The Royal visit of King George IV in 1822 to Edinburgh was the occasion of a great uplift of Scottish spirits and the generation of a tremendous increase of interest in tartans. All of the Clan chiefs were on hand and, as suggested by Sir Walter Scott, they wore their individual clan tartans.

Following this was the question of "What are the tartans of the many separate clans?" After considerable travel about Scotland, preparatory to the publication of his book, The Scottish Gael, James Logan found fifty three tartans associated with specific clans (1831). He found a few others, but for lack of proof did not list them. He reported that there was "…much curiosity among all classes, to ascertain the particular tartans and badges they were entitled to wear. This creditable feeling, unfortunately, led to a result different from what might have been expected; fanciful variations and varieties of tartan and badges were passed off as genuine, and to set the public right on these matters is likely to meet the objections of many.”

Logan was entirely correct in his appraisal of the upsurge of interest, for two brothers, John and Charles Allen, appeared in Scotland with the answers to many of the urgent questions, but with largely spurious information. At the urging of many notables, the brothers, posing as Royal Family descendants, published (in 1841) a handsome volume entitled Vestiarium Scoticum.

There were about seventy-five tartans they described as coming from an earlier manuscript belonging to the 16th century. Sir Walter Scott, upon examination of the source of the volume, declared it to be spurious both in language end content. In spite of the debate over the unreliability of the tartan information, some of the modern tartans of ancient clans are based on the book in question. They may, in fact, be as ancient as the clan itself.

Nevertheless, Vestiarium Scoticum was a genuine stimulant to the tartan industry. In the wake of' this episode, Queen Victoria of England made an historic visit to Balmoral Castle. It is reported that while there she indulged her interest in the tartan and decided to use the Balmoral Tartan, designed by the Prince Consort, for general purposes in the Royal household, such as carpets, curtains, etc. Well suited to such, it has a background of grey with stripes of red and black in a very dignified pattern. It is now manufactured for the exclusive use of the Royal family.

The word "tar-tan" originated as the word "tar-taine" in France, the meaning of which was a kind of cloth.

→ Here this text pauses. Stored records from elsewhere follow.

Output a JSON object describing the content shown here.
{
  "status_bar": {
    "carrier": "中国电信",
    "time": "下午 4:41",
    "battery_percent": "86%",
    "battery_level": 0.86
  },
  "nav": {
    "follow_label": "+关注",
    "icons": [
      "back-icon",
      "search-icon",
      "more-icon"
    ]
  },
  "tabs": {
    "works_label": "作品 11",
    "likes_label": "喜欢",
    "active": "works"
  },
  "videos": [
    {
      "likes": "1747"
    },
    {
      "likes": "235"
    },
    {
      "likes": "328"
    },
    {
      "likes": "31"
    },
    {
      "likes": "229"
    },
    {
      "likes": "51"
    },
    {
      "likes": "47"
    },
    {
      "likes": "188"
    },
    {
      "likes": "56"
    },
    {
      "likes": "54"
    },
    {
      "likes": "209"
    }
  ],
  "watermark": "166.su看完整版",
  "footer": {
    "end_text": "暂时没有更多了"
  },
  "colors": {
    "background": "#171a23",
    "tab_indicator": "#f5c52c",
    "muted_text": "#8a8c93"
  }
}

The Gaelic word "breacan," meaning "checkered," describes such garments as were used as early as 400 B.C. by the Celtic people. Reference to such garments appears in The Aneid, Book VIII. The number of colors in their designs showed rank, ranging from one color for servants, to five for chieftains, six for Druid priests, and seven for the Chief.

Originally worn in the Highlands of Scotland, the wearing of plaids or tartans developed slowly in the Lowlands where habits were affected somewhat by contact with the English, the Europeans, and the rest of the world. However, the Lowlands and Border area eventually produced much more tartan material than the Highlands.

Drum Castle, being on the fringe of the Highlands, was responsible for the commissioning of the Irvine tartan about a century ago, and is now known as the “Ancient Irvine pattern. It is not as well known as many of the others, but it is available from sources as a hand woven product. A variation is used by the Irvings of Bonshaw.

To quote the Scottish Tartan Society, "It is the Tartan that distinguishes the Scot in the eyes of the world." Accordingly, the Lord Lyon of Scotland saw the need for such an organization, and so established one in 1963. Started as a non­profit, non-commercial organization, the Society currently houses a museum of tartan specimens, books, pictures, and information relating to tartans and clans. The origin of the Irvine tartan is a matter of record in the files of the Society, and a copy is avail­able to members of the Society on request and payment of a small fee. However, the information regarding the origin of Clan Irvin/Irving/Eryvine or the Border leaves much to be desired.


The foregoing article appeared in the 1981 fourth-quarter edition of the Holly Leaf Chronicle newsletter. No author was shown, and it was not copyrighted.   -Ed.